Bates Method International

Will using computers harm the eyes?

Computers can be a strong stimulus to practice strain, but it's not inevitable. The key to choice in avoiding the strain is to understand that it is not the computer that does anything to you, but it is in what you do to yourself in response to working on the computer.

The first issue is understanding the nature of the visual process when looking at a screen. The screen itself contains information that is occupying the mind, and it becomes possible to be so occupied that the vision is forgotten. The eyes become used and over-used, merely as transmitters of information, glued to a screen and presenting the mind with words and graphics for it to interpret. The pure process of simply seeing for the joy of it is largely forgotten, and with the fixed distance of the screen the eyes are left with precious little of what they expect: colour, movement, variety and depth - so it's no wonder they start feeling pretty neglected.

Establish habits where you take frequent breaks: looking around the room only momentarily can produce instant relief. Make your work environment beautiful to look at: plants, bright colours, pictures. Even toys and objects of curiosity dotted around the desk can provide a much needed alternative focus for the eyes to play with. Try to situate your desk so you can easily look out of a window.

If you can touch type, practise it so you can happily type with your eyes closed, or looking elsewhere. If you can't touch type, it is a skill well worth learning.

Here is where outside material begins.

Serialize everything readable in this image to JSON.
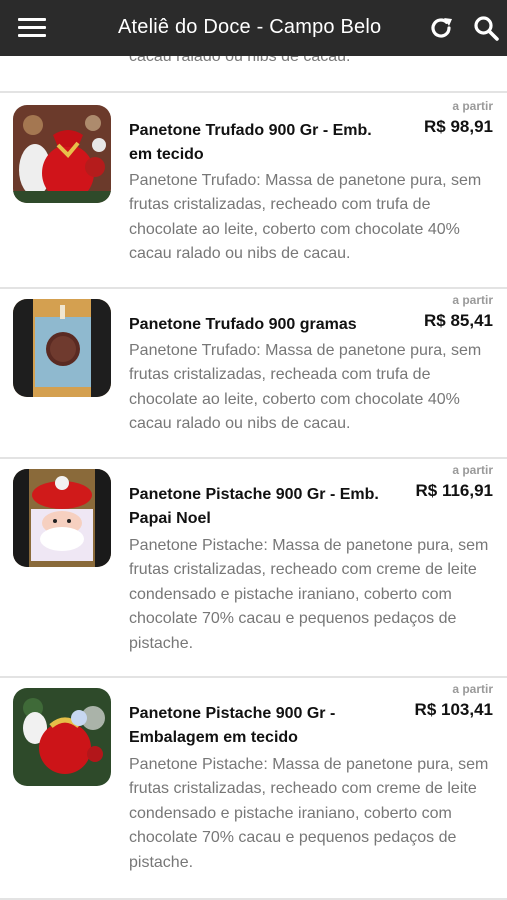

By learning to keep the eyes relaxed while working, many problems can be avoided.